Just do you. If it’s authentic and comes naturally, you’ll make it work. If other people have negative things to say or think you’re ‘too big for your boots’, that says more about them than you.

A funny branding photo of copywriter Fabiana Nilsson looking over a big cup of tea

What’s this got to do with personal brand photography?

A lot!

First of all, building a personal brand means putting yourself out there. About being the face of your business and making connections. You can’t do this if you don’t dare to speak up and stay small.

I can’t tell you the number of times I meet people who say they want to book a photo session, but they want to lose weight first. They want to wait until they feel better about themselves.

I get it. We want to look our best. I want that for you too.

But the question is what does that mean for you?

Can’t you look your best exactly as you are? I can guarantee that your clients don’t care what the number on your bathroom scale is, if your stomach doesn’t look the way it did 10 years ago, or if you’ve got a few lines on your face. They want to work with you. Exactly as you are. Right now.

It’s not about you!

This might sound counter-intuitive, but it goes back to focusing on your why.

While you’re worried about what other people will think, avoiding sharing photos of yourself because you don’t think people need to see photos of you, avoiding even having your photo taken because you want to look slimmer/younger/better/whatever, your people are out there waiting for you. They want you to come in and solve their problems. Make their lives better/happier/easier/more beautiful/whatever.

Can you just think of how tragic it is that people might miss out on the chance to be helped by you?

So put yourself out there. Share photos of yourself to make genuine connections (and let people know that you exist!), book in that coffee date, contact your dream client, raise your prices, do that presentation.

And I’m genuinely curious, is tall poppy syndrome or jantelagen even a problem for you? Do you have trouble putting yourself out there and calling yourself an expert? Or does all of this seem alien to you? I’d really love to hear both sides, so please leave a comment below.

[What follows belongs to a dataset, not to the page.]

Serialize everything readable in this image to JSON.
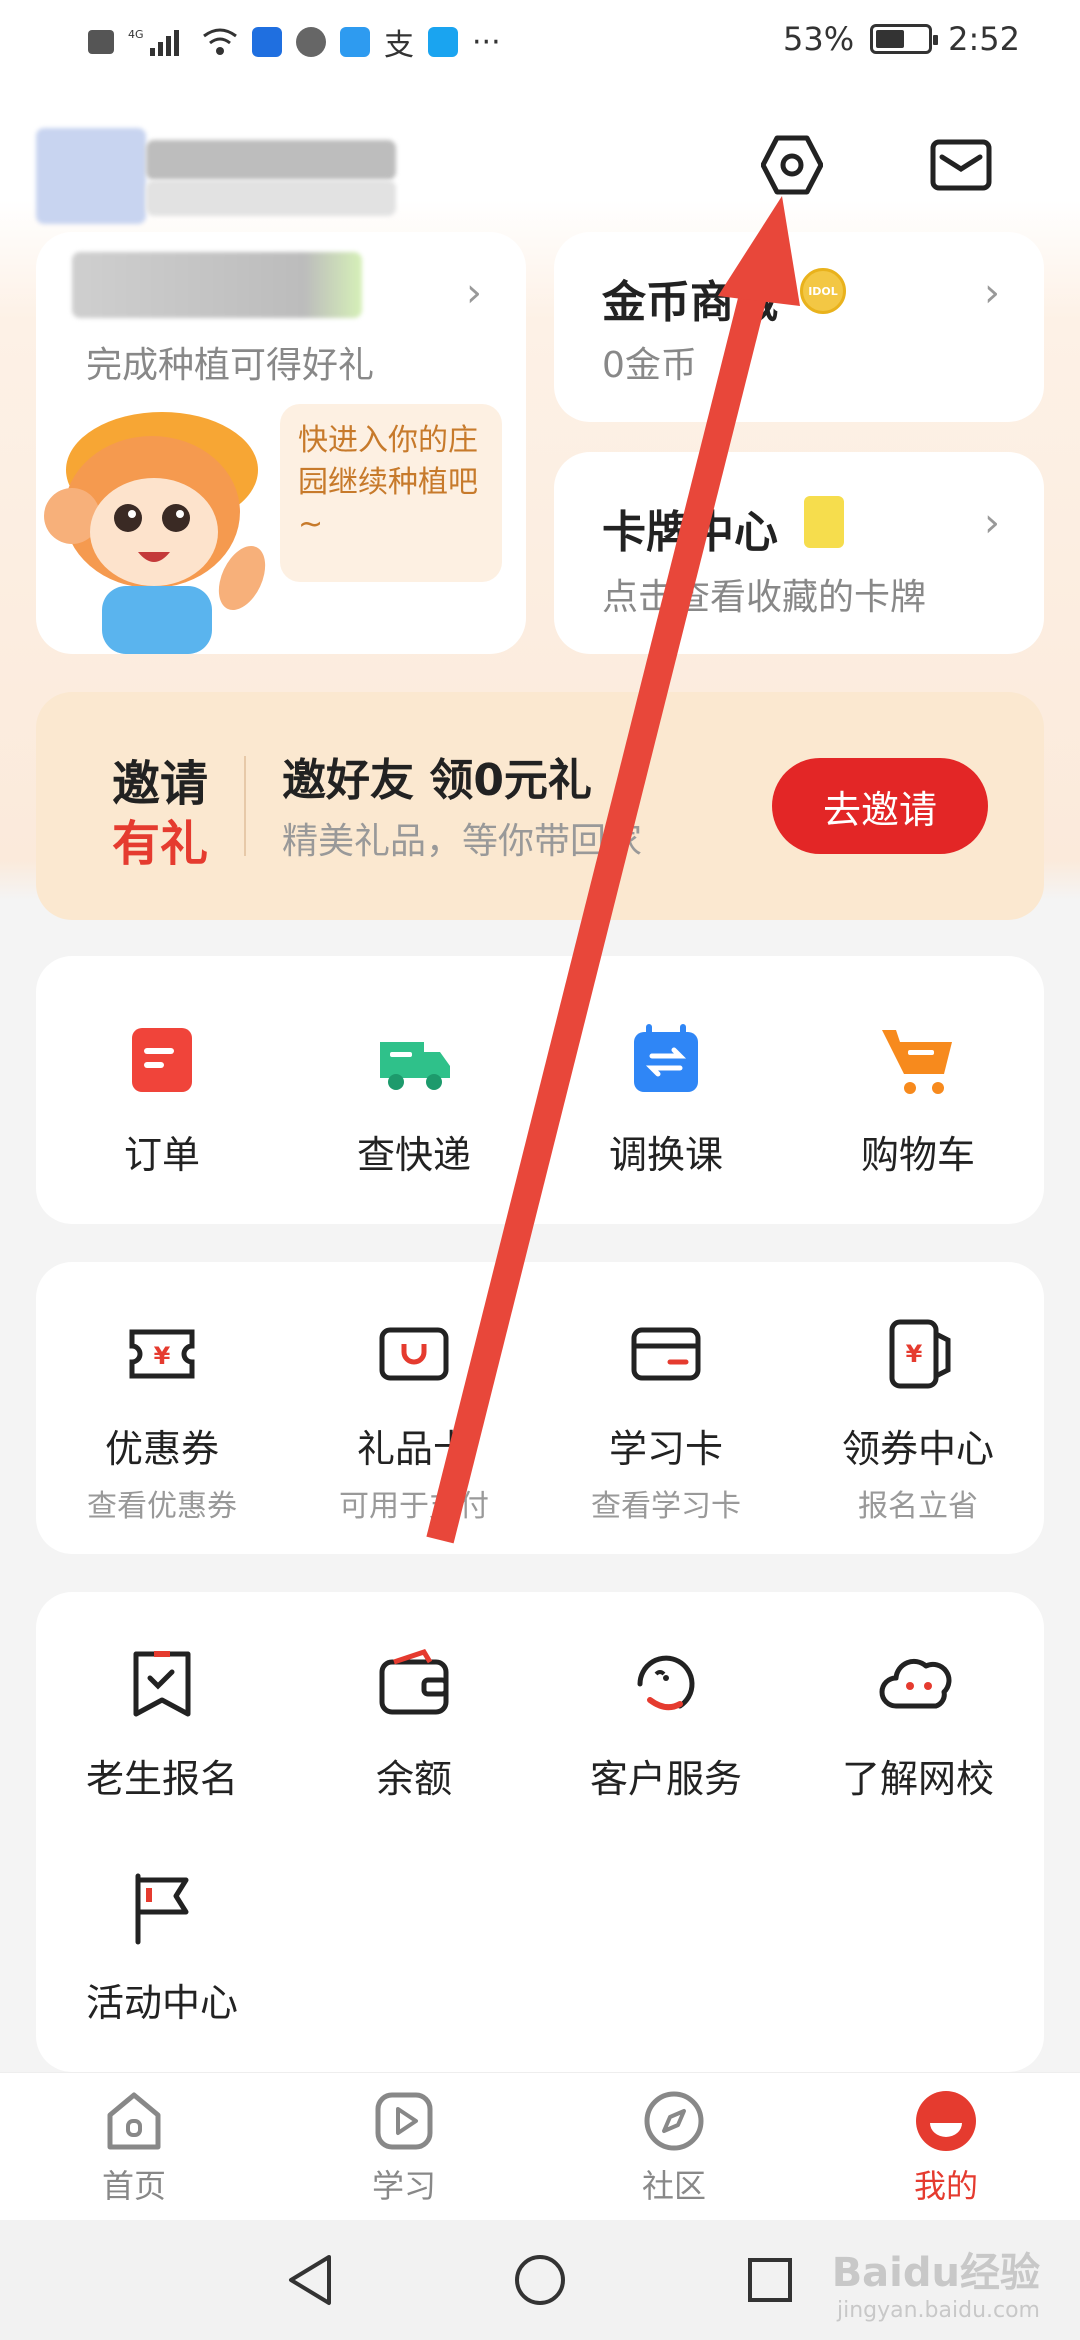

Photographer Janine Laag smiling and holding a cup of coffee while working at her computer